Romain Bardet, meanwhile, will be focused on the Tour. He’s got the course he’d want. The thing is, though, there’s still the 54km of time trial (50:50 split team:individual) and that’s 53.5km too much, at least. He’s also not currently able to drop the better all-rounders on the mountain passes. Top ten, sure. Top three? In a year with under performing competition, maybe. Winning? Nah.
What about the rest of the team? Well, we know what to expect from the majority, and there’s no reason to think Gallopin won’t be back to his 2017 form in the second year at AG2R. That makes him a valuable weapon. Alexis Villermoz will also hope for better results, whilst Sylvain Dillier needs to prove that 2018 wasn’t a fluke. I don’t think it was, but consecutive years at that level is a big ask. A few others (Peters, Frank, Bagdonas, a still-improving Latour, etc) might pop up here or there with an eye-catching result. I’ve talked about Cosnefroy, and he’s a wildcard. Sprints will be a bit of a work in progress for this outfit.

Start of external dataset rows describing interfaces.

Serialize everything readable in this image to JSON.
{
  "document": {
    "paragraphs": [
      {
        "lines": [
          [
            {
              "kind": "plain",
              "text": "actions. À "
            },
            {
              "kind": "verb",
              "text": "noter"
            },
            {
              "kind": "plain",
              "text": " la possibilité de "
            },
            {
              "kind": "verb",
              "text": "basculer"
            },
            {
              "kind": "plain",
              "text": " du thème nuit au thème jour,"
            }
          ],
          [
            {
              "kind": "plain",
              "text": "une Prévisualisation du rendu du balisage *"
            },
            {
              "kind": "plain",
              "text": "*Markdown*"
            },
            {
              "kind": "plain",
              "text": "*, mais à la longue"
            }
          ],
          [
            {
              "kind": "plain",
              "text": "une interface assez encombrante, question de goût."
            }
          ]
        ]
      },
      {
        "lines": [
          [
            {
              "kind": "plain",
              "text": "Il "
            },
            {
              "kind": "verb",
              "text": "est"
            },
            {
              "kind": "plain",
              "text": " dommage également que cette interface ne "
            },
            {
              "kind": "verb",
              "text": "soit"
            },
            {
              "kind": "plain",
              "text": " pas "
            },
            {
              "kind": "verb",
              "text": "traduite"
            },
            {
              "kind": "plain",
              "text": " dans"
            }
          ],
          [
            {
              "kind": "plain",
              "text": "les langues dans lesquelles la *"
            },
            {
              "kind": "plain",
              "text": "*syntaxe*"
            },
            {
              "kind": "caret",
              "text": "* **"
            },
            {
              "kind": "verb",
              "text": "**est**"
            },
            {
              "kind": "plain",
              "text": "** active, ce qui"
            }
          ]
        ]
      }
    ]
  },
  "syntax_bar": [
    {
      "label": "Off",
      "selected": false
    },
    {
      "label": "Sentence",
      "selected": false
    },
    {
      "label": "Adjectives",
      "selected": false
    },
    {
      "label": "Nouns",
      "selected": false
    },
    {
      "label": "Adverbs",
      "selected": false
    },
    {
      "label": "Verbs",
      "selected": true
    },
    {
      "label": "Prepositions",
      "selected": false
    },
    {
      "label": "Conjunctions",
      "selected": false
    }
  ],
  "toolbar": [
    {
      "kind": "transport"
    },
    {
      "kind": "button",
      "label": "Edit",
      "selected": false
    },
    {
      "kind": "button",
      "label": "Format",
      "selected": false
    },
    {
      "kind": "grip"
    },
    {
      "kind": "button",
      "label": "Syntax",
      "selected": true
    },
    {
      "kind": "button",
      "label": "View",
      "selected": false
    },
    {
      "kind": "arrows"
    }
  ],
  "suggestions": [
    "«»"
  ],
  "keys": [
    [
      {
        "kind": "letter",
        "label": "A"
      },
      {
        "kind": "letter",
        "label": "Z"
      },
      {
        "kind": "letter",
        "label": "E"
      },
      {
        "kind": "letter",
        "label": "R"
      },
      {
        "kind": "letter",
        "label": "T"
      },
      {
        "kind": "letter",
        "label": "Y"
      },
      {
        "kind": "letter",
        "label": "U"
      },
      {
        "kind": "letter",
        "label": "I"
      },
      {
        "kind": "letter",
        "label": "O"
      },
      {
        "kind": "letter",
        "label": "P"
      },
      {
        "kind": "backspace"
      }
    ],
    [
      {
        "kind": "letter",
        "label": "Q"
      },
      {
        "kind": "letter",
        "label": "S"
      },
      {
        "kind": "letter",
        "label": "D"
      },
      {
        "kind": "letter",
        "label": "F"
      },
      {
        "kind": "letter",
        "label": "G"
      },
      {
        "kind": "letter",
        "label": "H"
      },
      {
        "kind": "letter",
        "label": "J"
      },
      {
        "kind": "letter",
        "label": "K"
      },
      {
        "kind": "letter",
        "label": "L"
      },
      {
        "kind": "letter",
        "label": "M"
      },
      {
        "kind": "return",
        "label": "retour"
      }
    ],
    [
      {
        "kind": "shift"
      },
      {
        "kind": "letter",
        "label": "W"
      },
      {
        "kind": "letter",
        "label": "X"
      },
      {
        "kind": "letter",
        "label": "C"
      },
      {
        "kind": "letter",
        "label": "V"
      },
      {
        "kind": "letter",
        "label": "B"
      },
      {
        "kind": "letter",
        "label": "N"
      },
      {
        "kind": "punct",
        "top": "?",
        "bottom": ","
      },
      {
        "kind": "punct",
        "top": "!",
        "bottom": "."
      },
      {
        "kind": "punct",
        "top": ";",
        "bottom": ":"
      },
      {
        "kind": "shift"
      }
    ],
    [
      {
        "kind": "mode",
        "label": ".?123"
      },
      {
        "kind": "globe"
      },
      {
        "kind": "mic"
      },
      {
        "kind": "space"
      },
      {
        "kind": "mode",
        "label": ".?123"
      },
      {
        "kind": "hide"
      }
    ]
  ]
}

You can actually boil this down even further. If you don’t think Bardet can win this year’s Tour, and I don’t, it is a question of the legs, the luck, and the roads in March. One good day for Naesen could elevate this team. If it doesn’t happen, we’re looking at something similar to last year. Until Latour and Cosnefroy make the leap.